What is being asked :: Each line of the entries below that holds "value" is needed, copied in full.

━━━ Input data ━━━

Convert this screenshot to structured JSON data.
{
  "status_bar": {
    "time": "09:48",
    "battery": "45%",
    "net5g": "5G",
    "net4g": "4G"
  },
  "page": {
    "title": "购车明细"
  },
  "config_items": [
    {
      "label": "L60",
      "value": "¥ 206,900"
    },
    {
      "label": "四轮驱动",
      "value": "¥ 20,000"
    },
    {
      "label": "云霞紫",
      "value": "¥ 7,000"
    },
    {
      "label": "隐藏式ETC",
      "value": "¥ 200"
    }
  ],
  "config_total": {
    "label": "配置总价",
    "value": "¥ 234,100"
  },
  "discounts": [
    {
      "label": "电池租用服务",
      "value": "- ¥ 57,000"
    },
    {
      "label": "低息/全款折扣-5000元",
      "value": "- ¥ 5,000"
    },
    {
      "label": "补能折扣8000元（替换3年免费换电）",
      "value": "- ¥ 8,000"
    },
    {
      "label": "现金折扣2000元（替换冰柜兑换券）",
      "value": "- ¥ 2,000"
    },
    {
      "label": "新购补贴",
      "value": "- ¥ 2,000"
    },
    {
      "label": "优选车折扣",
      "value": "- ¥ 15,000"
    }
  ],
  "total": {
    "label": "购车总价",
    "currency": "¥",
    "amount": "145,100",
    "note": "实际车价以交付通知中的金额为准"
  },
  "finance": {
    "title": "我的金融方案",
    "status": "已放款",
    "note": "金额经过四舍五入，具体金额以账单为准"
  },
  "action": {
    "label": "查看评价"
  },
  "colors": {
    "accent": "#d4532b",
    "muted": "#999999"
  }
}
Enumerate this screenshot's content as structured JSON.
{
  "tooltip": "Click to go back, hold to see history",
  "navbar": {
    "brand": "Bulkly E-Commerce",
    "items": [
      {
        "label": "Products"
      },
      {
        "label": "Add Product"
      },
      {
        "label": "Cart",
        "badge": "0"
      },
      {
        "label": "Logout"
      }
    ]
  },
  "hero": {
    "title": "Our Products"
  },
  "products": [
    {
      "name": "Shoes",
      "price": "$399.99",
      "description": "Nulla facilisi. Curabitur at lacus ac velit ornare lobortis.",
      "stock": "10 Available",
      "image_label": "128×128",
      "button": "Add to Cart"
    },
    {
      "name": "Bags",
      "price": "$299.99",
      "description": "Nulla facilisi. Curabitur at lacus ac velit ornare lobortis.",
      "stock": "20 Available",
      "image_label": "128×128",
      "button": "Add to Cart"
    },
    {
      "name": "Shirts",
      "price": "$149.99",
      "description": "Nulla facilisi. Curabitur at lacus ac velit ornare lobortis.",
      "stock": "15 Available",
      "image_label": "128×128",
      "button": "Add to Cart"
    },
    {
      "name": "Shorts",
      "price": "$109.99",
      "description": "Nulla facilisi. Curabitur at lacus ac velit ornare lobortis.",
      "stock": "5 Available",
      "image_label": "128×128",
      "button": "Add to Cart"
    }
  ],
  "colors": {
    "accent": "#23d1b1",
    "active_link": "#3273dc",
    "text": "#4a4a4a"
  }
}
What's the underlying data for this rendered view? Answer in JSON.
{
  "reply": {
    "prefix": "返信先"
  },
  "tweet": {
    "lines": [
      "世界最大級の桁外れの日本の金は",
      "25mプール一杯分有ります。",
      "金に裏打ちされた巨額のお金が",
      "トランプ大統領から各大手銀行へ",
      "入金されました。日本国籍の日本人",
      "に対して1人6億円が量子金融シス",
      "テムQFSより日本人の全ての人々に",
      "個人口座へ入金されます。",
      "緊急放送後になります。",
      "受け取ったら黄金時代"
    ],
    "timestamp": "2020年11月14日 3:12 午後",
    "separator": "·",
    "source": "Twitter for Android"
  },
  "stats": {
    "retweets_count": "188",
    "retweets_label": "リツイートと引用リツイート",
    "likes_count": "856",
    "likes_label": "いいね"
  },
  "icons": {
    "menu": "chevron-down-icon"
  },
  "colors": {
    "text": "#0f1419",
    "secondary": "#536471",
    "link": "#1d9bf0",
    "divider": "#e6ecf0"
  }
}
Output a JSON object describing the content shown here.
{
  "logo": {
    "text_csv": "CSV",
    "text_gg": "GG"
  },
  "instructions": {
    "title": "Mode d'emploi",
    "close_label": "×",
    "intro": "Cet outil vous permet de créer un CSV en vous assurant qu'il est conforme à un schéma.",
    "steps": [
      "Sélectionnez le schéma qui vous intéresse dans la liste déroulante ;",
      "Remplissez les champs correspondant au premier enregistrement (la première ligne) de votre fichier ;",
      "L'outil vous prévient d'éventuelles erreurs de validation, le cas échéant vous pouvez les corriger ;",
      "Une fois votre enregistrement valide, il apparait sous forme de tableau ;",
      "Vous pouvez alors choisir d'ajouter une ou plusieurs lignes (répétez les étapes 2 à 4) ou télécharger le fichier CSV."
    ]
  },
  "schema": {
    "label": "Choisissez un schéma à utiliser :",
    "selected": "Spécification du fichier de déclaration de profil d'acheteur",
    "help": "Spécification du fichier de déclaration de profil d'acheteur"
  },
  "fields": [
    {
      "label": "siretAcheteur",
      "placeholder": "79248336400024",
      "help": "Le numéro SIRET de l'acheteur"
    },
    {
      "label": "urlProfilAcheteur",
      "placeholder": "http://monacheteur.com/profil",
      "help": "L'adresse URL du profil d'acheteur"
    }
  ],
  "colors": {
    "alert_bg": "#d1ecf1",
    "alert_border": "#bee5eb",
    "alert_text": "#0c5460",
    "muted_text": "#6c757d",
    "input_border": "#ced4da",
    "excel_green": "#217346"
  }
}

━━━

Exercise answer ::
      "value": "¥ 206,900"
      "value": "¥ 20,000"
      "value": "¥ 7,000"
      "value": "¥ 200"
    "value": "¥ 234,100"
      "value": "- ¥ 57,000"
      "value": "- ¥ 5,000"
      "value": "- ¥ 8,000"
      "value": "- ¥ 2,000"
      "value": "- ¥ 2,000"
      "value": "- ¥ 15,000"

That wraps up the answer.